     Click on the following picture to see a bigger view of my completed power strip. Note the yellow disk on on the right side of the power strip between the switch and the circuit breaker.
The yellow disk that you saw in the picture above is a metal oxide varistor (MOV). This is the device that suppresses power line surges. On my power strip, the MOV was located on the left side of the power strip where the neon light and mini-jack are now located. I moved it to its present location so I'd have room for the neon light and mini-jack, but more importantly I moved it so that it would not be switched 'in' and 'out' of the circuit by the opto-isolated triac. Had I left the MOV in its original position, power surges would have traveled through the opto-isolated triac--bad idea.
Reassemble the power strip. Test that three of the outlets provide power to your radio and the other three don't. With nothing connected to the three switched outlets, you may notice a very dimly lit neon light--this is normal. A neon light takes so little power that leakage current through the opto-isolated triac may cause it to be dimly lit or flicker.
The final step is to make a cable to connect the power strip to a computer's parallel port.
Add RealTimer software to control the outlet, and voila! Ready to go!
Here is the source, executable and sample schedule file (RealTimr.zip -- 28 kBytes). This program was extensively used under Windows 95. It should work fine under any Windows 9x but it will not work under Windows NT as it issues IO writes directly to the parallel port. This program has been successfully modified to run under FreeBSD.

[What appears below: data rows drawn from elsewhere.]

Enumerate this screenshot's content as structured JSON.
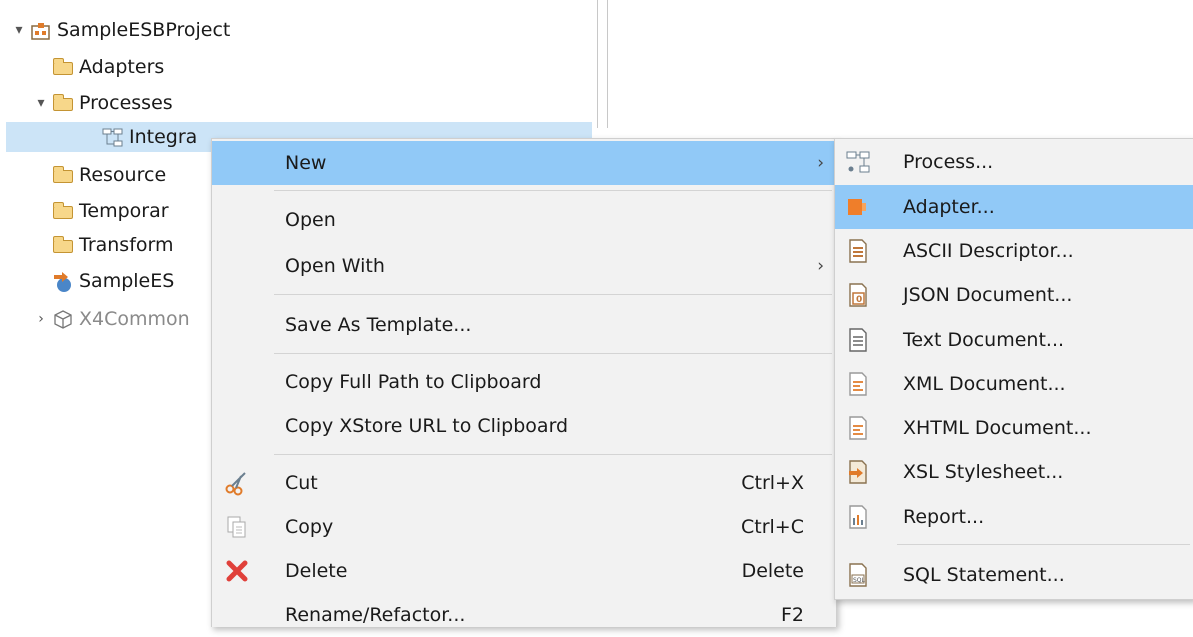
{
  "tree": {
    "items": [
      {
        "label": "SampleESBProject",
        "twisty": "▾",
        "icon": "project-icon"
      },
      {
        "label": "Adapters",
        "twisty": "",
        "icon": "folder-icon"
      },
      {
        "label": "Processes",
        "twisty": "▾",
        "icon": "folder-icon"
      },
      {
        "label": "Integration Flow.xpf",
        "visible_label": "Integra",
        "twisty": "",
        "icon": "process-icon"
      },
      {
        "label": "Resource",
        "twisty": "",
        "icon": "folder-icon"
      },
      {
        "label": "Temporar",
        "twisty": "",
        "icon": "folder-icon"
      },
      {
        "label": "Transform",
        "twisty": "",
        "icon": "folder-icon"
      },
      {
        "label": "SampleES",
        "twisty": "",
        "icon": "deploy-icon"
      },
      {
        "label": "X4Common",
        "twisty": "›",
        "icon": "package-icon"
      }
    ]
  },
  "context_menu": {
    "items": [
      {
        "label": "New",
        "shortcut": "",
        "submenu": true,
        "highlighted": true
      },
      {
        "label": "Open",
        "shortcut": "",
        "submenu": false
      },
      {
        "label": "Open With",
        "shortcut": "",
        "submenu": true
      },
      {
        "label": "Save As Template...",
        "shortcut": "",
        "submenu": false
      },
      {
        "label": "Copy Full Path to Clipboard",
        "shortcut": "",
        "submenu": false
      },
      {
        "label": "Copy XStore URL to Clipboard",
        "shortcut": "",
        "submenu": false
      },
      {
        "label": "Cut",
        "shortcut": "Ctrl+X",
        "icon": "scissors-icon"
      },
      {
        "label": "Copy",
        "shortcut": "Ctrl+C",
        "icon": "copy-icon"
      },
      {
        "label": "Delete",
        "shortcut": "Delete",
        "icon": "delete-icon"
      },
      {
        "label": "Rename/Refactor...",
        "shortcut": "F2"
      }
    ],
    "submenu_arrow": "›"
  },
  "new_submenu": {
    "items": [
      {
        "label": "Process...",
        "icon": "process-icon"
      },
      {
        "label": "Adapter...",
        "icon": "adapter-icon",
        "highlighted": true
      },
      {
        "label": "ASCII Descriptor...",
        "icon": "ascii-descriptor-icon"
      },
      {
        "label": "JSON Document...",
        "icon": "json-document-icon"
      },
      {
        "label": "Text Document...",
        "icon": "text-document-icon"
      },
      {
        "label": "XML Document...",
        "icon": "xml-document-icon"
      },
      {
        "label": "XHTML Document...",
        "icon": "xhtml-document-icon"
      },
      {
        "label": "XSL Stylesheet...",
        "icon": "xsl-stylesheet-icon"
      },
      {
        "label": "Report...",
        "icon": "report-icon"
      },
      {
        "label": "SQL Statement...",
        "icon": "sql-statement-icon"
      }
    ]
  },
  "colors": {
    "selection": "#cce4f7",
    "menu_highlight": "#91c9f7",
    "menu_background": "#f2f2f2",
    "delete_red": "#e0403a",
    "adapter_orange": "#ef7e2a"
  }
}
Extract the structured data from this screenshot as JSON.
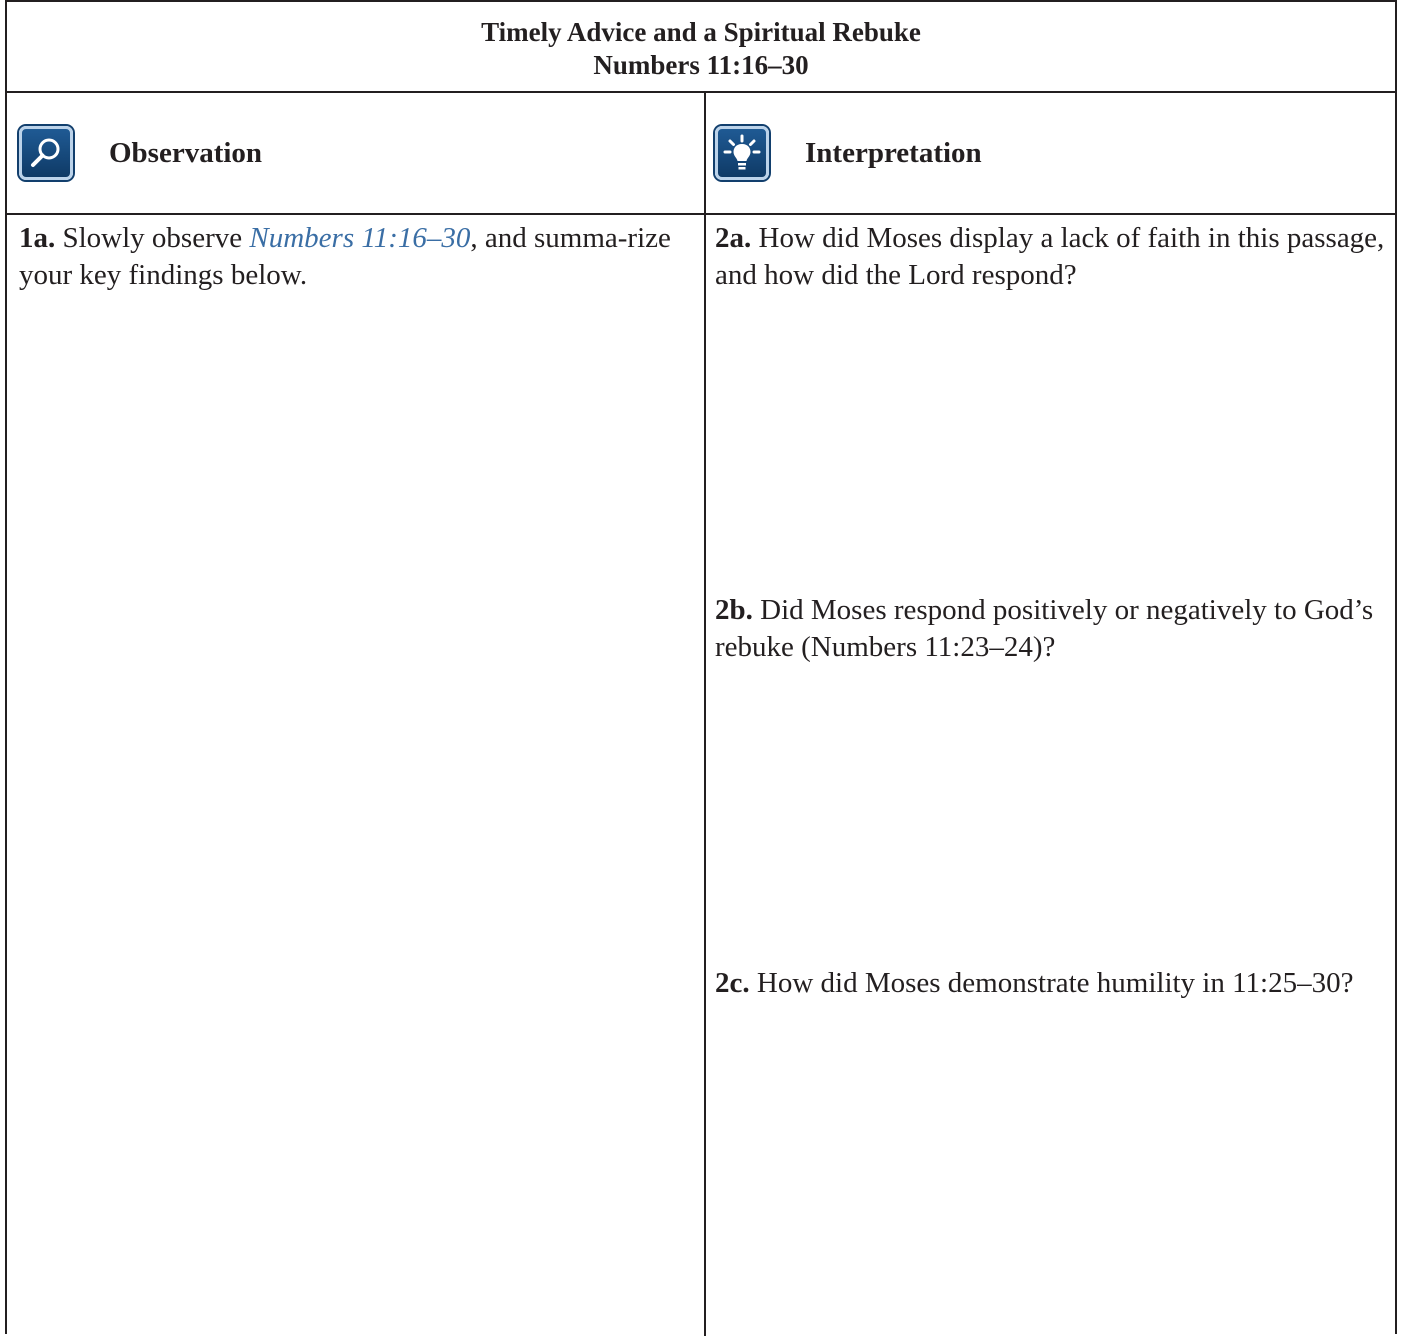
{
  "header": {
    "title": "Timely Advice and a Spiritual Rebuke",
    "subtitle": "Numbers 11:16–30"
  },
  "columns": {
    "observation": {
      "label": "Observation",
      "icon": "magnifier-icon"
    },
    "interpretation": {
      "label": "Interpretation",
      "icon": "lightbulb-icon"
    }
  },
  "questions": {
    "q1a": {
      "number": "1a.",
      "text_before": " Slowly observe ",
      "reference": "Numbers 11:16–30",
      "text_after": ", and summa-rize your key findings below."
    },
    "q2a": {
      "number": "2a.",
      "text": " How did Moses display a lack of faith in this passage, and how did the Lord respond?"
    },
    "q2b": {
      "number": "2b.",
      "text": " Did Moses respond positively or negatively to God’s rebuke (Numbers 11:23–24)?"
    },
    "q2c": {
      "number": "2c.",
      "text": " How did Moses demonstrate humility in 11:25–30?"
    }
  },
  "colors": {
    "icon_blue": "#1f5a94",
    "reference_blue": "#3a6ea5",
    "border": "#231f20"
  }
}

Quiet Designs Inc.    Grass Valley, California, U.S.A.    (555) 555-1212    E-mail: webdude@example.com